Initially I had no reservations about it. But we have different ways of working and dealing with things. I discovered early on that Jeremy works like a machine. He has the ability to get things done, ignoring everything else. We started to clash because I work a bit differently. If you haven't responded to Jeremy's email in a day, then he's going nuts. I was taken aback by his approach but when I understood him, and that he was trying to get us to where we needed to be, I began to appreciate our differences.
As soon as we realised that we complemented each other and that we're not the same—then it worked.
We got the site of our restaurant in February and the deadline for us to be open was the end of August. We didn't know if we were going to make it but actually we opened two months before that. We were emailing people hundreds of times and ringing them a hundred times. We only got there by constantly chasing and keeping on top of people, which is mostly down to Jeremy.
I'm the person who has to manage the artist, which is Jeremy, and manage him so that he doesn't piss anyone else off. As soon as we realised that we complemented each other and that we're not the same—then it worked. I think if we were the same, it wouldn't work at all. We'd just drive each other crazy. It helps that we both have an open-minded approach. If we disagree about something to something, it's not because one of us is being difficult, there's usually a reason behind it. And once the other person sees the reasoning, it's fine.
When we were developing dishes in my flat, it also helped that we came at the food from different perspectives. I grew up in Lagos, Nigeria but Jeremy isn't from West Africa so he can look at the food and flavours as an outsider, and see how to best optimise this dish. I recognise those flavours and dishes as things I liked and enjoyed while I was growing up but he can take an ingredient and do something completely different with it. He doesn't have that perception of what something should be.

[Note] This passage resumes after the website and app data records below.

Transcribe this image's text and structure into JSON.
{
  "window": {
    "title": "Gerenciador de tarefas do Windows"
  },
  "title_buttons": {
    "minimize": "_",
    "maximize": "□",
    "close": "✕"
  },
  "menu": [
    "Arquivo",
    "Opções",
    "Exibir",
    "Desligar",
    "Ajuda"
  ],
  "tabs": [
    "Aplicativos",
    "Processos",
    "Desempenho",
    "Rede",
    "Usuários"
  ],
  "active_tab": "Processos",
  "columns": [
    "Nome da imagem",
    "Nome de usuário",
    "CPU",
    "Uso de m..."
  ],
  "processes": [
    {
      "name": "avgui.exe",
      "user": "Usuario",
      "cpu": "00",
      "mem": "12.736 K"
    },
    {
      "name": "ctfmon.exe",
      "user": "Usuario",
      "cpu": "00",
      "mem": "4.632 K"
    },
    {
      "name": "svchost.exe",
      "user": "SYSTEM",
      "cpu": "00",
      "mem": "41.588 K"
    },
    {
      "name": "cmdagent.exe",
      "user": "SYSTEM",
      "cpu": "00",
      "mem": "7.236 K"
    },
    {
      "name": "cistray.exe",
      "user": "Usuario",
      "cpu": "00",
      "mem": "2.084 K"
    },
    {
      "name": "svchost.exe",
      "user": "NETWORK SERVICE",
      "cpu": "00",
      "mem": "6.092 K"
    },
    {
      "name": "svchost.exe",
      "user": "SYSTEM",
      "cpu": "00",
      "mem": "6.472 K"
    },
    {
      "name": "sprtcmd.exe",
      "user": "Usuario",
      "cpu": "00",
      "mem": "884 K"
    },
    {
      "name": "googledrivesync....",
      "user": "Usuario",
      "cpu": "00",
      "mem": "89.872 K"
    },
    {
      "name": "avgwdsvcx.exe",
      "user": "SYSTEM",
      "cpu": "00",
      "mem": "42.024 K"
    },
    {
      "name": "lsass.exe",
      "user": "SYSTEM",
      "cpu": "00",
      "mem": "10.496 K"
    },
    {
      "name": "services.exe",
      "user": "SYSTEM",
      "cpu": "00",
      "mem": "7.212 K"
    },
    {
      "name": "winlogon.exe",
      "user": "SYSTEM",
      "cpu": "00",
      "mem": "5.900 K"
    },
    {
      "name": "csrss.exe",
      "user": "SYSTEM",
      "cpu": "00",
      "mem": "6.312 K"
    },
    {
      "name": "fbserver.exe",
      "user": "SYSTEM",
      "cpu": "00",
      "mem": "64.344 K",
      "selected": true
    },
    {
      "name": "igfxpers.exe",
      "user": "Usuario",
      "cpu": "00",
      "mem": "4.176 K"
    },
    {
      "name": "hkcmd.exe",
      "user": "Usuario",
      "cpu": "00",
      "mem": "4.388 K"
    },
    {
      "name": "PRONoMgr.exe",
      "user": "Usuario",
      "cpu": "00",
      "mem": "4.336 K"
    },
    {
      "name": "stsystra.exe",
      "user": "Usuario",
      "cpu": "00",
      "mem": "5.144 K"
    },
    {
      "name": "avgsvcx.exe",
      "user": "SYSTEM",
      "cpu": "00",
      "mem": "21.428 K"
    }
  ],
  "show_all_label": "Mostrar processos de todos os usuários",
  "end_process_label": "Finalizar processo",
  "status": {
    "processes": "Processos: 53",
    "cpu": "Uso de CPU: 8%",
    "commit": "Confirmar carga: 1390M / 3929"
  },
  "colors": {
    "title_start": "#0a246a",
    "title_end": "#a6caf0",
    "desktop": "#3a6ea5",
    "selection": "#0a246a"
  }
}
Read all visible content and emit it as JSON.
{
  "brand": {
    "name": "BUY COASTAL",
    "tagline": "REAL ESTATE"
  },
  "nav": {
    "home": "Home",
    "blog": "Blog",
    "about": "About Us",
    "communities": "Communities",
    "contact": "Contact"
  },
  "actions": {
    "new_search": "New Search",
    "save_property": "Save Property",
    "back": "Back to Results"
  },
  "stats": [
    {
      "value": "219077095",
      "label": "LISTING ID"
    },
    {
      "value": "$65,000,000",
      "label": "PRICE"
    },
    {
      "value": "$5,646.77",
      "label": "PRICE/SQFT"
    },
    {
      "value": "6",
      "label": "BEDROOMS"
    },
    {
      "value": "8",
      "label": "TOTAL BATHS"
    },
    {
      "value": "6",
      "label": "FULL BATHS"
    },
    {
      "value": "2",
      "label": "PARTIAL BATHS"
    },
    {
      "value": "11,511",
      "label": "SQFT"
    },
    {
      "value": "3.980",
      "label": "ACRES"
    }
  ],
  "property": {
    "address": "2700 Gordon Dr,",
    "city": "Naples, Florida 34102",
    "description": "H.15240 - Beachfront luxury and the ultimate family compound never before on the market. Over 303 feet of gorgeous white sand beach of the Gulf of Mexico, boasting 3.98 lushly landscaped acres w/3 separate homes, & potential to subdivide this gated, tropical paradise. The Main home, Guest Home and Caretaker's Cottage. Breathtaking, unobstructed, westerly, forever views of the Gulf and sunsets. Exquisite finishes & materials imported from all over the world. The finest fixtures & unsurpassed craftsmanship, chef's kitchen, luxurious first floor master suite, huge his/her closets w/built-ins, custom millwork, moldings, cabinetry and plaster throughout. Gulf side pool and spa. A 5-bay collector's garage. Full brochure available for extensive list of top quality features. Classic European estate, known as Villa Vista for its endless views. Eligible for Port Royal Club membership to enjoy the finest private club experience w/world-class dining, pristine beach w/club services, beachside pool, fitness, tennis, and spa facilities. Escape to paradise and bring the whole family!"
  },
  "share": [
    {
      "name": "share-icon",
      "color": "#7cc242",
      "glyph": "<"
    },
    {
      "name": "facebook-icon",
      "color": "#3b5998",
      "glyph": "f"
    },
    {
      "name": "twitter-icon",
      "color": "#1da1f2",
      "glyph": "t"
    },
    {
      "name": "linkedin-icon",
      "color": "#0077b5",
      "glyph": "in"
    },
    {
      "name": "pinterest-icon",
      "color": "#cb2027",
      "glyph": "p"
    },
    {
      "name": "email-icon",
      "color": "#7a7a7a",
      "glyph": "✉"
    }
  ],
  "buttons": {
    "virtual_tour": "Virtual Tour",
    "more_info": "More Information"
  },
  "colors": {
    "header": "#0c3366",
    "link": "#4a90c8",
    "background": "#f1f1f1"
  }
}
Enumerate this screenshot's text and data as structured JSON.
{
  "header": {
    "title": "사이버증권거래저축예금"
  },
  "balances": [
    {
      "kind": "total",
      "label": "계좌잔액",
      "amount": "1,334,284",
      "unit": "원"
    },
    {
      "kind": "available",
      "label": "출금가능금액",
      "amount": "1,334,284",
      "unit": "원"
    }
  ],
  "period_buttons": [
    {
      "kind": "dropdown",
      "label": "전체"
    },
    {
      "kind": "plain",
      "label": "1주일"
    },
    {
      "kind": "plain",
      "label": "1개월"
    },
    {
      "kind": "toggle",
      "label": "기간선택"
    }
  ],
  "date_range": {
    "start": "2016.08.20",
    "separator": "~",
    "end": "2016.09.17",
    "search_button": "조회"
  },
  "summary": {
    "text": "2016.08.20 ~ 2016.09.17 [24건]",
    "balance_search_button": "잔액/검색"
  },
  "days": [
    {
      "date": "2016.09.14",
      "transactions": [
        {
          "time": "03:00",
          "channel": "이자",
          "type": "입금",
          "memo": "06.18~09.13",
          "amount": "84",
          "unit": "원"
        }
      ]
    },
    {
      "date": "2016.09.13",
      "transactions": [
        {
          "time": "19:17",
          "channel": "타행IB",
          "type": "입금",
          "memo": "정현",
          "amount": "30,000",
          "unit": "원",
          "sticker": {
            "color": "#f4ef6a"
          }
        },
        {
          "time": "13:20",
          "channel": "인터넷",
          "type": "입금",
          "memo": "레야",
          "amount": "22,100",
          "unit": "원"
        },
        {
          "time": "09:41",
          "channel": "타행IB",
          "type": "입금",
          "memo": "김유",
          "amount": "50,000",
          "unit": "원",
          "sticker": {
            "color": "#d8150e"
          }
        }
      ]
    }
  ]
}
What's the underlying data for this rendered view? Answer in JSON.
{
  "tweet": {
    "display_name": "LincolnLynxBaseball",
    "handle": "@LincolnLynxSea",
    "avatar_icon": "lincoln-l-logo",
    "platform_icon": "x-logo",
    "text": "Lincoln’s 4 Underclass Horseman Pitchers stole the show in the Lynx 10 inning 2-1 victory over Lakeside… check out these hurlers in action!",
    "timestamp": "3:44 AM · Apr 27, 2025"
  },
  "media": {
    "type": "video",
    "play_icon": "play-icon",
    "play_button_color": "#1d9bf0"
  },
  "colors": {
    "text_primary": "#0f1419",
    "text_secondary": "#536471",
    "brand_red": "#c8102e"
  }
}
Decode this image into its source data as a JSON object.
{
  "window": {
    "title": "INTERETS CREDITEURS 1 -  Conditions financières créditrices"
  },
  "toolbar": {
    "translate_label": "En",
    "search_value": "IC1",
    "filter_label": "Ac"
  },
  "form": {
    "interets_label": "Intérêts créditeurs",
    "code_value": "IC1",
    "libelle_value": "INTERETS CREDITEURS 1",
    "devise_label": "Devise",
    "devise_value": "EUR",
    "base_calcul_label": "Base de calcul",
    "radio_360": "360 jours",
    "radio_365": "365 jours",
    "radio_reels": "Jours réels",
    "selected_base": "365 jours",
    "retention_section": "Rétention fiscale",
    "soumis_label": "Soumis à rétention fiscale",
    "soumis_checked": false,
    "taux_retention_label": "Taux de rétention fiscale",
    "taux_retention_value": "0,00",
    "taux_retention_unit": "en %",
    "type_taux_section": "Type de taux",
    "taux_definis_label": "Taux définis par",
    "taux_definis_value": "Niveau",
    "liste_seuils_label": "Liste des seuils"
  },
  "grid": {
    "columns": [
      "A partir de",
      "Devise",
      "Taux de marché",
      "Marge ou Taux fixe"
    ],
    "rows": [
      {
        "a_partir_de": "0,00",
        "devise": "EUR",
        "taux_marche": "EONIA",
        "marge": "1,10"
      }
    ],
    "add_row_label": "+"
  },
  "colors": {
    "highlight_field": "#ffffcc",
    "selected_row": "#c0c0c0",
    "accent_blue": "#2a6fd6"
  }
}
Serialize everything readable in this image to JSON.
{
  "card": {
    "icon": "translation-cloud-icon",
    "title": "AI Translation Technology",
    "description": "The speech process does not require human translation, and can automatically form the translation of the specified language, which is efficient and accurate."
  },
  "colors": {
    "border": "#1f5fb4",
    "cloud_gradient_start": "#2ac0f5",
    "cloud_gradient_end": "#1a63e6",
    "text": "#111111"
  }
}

People don't see West African dishes as flavours or food that can be explored at the level that we're doing it, at such a gastronomical level. We get a lot of West Africans coming in and sometimes they miss out on what's happening. They're too closed into what they expect the food to be like to open up and take it for what it is, rather than constantly compare it to what they've tried at home.
Take our plantain dish, for example. Plantain is normally chopped up and fried with a bit of salt. But we've flipped it on its head. First of all, it doesn't look like it usually does because we cover it in flour, fry it, and then sprinkle it with raspberry dust. People are just used to the sweetness of the plantain but we've added tartness. We serve it with a Scotch bonnet mayonnaise, which is fiery. People expect the plantain to be what's hot because of the pink dust and the mayonnaise to be cooling, but it's the other way round.
It's just about showing that you can get different sensations and flavours from a dish that's known to be traditionally cooked in one particular way. It's trying to break perceptions.
The initial concept I asked Jeremy to draft a menu for was actually for a West African restaurant that was a totally different concept to what Ikoyi is now. It was more playful and simple—more of a Nando's—because I'm not a chef and it wasn't a chef-based concept. But working with Jeremy has meant that Ikoyi is a fusion of both of our ideas.
Iré Hassan-Odukale is the co-founder of Ikoyi, a recently opened contemporary West African restaurant in Central London. He runs the restaurant with head chef and friend Jeremy Chan.